  • Accept-Encoding: The data which is sent back is in most cases compressed. Compression reduces file size so the response can be transferred to you in a faster way. You are probably familiar with compression algorithms through working with .zip and .rar files. Ofcourse, there exist other compression algorithms. In our GET request, I specified gzip, deflate and sdch. It makes sense to communicate this to server in order to avoid receiving a response compressed with an algorithm we are unable to decompress.
  • Accept-Language: your browser also sends some information specifying what language you (the user) speaks. This way, the server can send us the correct language version of the webpage (in cases that there are multiple versions of the page).

There are ofcourse a lot of different HTTP headers which can be added to a HTTP request. You can find a list of each of them with their meaning here.

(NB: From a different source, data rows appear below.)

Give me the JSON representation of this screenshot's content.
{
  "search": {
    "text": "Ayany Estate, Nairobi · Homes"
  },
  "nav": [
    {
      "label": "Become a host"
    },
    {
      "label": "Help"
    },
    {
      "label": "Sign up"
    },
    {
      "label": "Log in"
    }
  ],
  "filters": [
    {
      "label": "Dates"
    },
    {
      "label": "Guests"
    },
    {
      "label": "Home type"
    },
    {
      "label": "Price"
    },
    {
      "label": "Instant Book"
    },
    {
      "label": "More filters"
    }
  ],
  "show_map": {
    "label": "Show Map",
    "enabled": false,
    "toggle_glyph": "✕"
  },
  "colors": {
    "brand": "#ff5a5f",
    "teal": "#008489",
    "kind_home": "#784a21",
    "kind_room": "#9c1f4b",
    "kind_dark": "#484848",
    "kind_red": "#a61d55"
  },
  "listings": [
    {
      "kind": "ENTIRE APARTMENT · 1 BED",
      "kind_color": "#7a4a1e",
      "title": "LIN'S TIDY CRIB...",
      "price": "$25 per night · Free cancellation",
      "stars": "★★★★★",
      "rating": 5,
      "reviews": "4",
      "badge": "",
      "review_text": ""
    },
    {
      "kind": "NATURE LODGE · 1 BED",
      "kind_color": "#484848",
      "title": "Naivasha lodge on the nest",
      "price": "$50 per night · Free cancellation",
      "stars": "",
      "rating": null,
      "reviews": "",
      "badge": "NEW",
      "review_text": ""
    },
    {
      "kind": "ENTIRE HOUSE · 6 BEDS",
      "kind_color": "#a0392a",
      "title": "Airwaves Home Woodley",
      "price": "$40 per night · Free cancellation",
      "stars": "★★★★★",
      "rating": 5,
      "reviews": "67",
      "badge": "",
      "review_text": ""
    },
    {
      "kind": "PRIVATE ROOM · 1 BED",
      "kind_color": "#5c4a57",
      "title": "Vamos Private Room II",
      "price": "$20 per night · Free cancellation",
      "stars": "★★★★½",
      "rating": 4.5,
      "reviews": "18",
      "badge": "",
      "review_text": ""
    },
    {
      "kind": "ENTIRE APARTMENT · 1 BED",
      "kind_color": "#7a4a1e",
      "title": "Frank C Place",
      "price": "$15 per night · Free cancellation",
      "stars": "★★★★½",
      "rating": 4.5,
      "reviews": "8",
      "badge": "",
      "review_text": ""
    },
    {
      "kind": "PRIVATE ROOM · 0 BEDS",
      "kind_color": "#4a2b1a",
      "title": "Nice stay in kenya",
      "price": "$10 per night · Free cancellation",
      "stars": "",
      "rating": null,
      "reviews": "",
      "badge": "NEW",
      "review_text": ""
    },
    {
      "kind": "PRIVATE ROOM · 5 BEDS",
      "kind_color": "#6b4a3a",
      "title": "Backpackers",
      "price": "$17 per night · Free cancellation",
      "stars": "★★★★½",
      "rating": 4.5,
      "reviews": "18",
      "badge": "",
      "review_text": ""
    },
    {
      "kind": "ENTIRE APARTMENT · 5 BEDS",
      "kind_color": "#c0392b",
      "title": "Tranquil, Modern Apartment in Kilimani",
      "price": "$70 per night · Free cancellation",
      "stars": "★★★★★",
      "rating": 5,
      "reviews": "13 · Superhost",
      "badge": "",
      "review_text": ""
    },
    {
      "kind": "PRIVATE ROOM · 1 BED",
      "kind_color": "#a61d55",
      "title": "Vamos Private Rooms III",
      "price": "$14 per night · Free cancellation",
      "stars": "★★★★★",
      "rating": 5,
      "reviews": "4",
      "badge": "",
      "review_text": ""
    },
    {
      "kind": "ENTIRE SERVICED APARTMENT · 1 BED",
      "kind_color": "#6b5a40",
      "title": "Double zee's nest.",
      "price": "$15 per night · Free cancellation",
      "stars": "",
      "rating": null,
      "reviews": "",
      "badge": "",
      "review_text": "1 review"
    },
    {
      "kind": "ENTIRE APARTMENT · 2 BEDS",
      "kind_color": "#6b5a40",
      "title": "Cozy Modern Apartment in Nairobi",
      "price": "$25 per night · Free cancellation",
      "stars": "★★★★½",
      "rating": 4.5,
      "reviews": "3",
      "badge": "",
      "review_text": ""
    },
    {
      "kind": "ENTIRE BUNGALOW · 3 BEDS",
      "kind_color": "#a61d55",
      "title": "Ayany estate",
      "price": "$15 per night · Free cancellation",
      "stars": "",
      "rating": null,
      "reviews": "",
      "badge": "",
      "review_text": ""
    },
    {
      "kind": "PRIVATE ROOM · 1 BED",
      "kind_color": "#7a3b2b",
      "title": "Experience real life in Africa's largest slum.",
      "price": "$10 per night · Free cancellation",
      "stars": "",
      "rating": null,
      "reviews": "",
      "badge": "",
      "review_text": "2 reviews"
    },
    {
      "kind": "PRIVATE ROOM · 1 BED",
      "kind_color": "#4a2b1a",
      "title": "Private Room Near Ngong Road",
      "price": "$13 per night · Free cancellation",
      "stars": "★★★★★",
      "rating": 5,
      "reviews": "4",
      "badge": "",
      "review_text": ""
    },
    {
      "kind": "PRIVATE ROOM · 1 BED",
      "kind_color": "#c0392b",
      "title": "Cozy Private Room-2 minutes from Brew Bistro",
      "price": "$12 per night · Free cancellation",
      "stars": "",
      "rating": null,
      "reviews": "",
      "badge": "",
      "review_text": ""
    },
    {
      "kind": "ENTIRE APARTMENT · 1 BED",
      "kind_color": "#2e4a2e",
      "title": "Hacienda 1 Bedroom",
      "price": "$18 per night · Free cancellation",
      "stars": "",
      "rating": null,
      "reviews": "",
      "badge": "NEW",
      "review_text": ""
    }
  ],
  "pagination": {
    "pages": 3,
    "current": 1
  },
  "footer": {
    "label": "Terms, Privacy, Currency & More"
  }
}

An example Response

Our request will ofcourse result in a response. This is the response we might receive:

HTTP/1.1 200 OK
Date: Tue, 31 Jan 2017 13:52:24 GMT
Server: Apache
Content-Length: 24040
Content-Type: text/html; charset=utf-8
Connection: Keep-Alive
Content-Encoding: gzip

<html> ..... </html>

The first line starts of quite easily. The server responds with HTTP/1.1, meaning he too speaks HTTP/1.1 and he agrees to proceed the conversation using that protocol version. On the same line, he sends 200 OK. This is called a status code and is used to communicate in super-short format what will happen with the request: does the resource exist? has it been moved to another place? does the user have enough permissions? Below, you will find a summary of the most common status codes with a word of explanation:


Status code - digits Human readable Explanation
200 OK The request succeeded, and the resulting resource (e.g. file or script output) is returned in the message body.
404 Not Found The requested resource doesn't exist.
301 Moved Permanently Moved Permanently
302 Moved Temporarily Moved Temporarily
500 Server Error An unexpected server error. The most common cause is a server-side script that has bad syntax, fails, or otherwise can't run correctly.

Now, those 404 pages finally start to make sense, don't they?

Next are the HTTP headers of the response:

  • Date: the server sends the current date back in the response.
  • Server: similar as User-Agent, which contains information about the requestor's client software (=browser), the server indicates that it is running Apache web server software.
  • Content-Length: length of the body of the reponse
  • Content-Type: this is the counterpart to the Accept header in the request. It specifies what media type is returned. We requested text/html and we received test/html. Success!
  • Connection: what should be done with the connection established between client and server?
  • Content-Encoding: counterpart to Accept-Encoding. This indicates how the body is encoded.

There are ofcourse a lot of different HTTP headers which can be added to a HTTP response. You can find a list of each of them with their meaning here.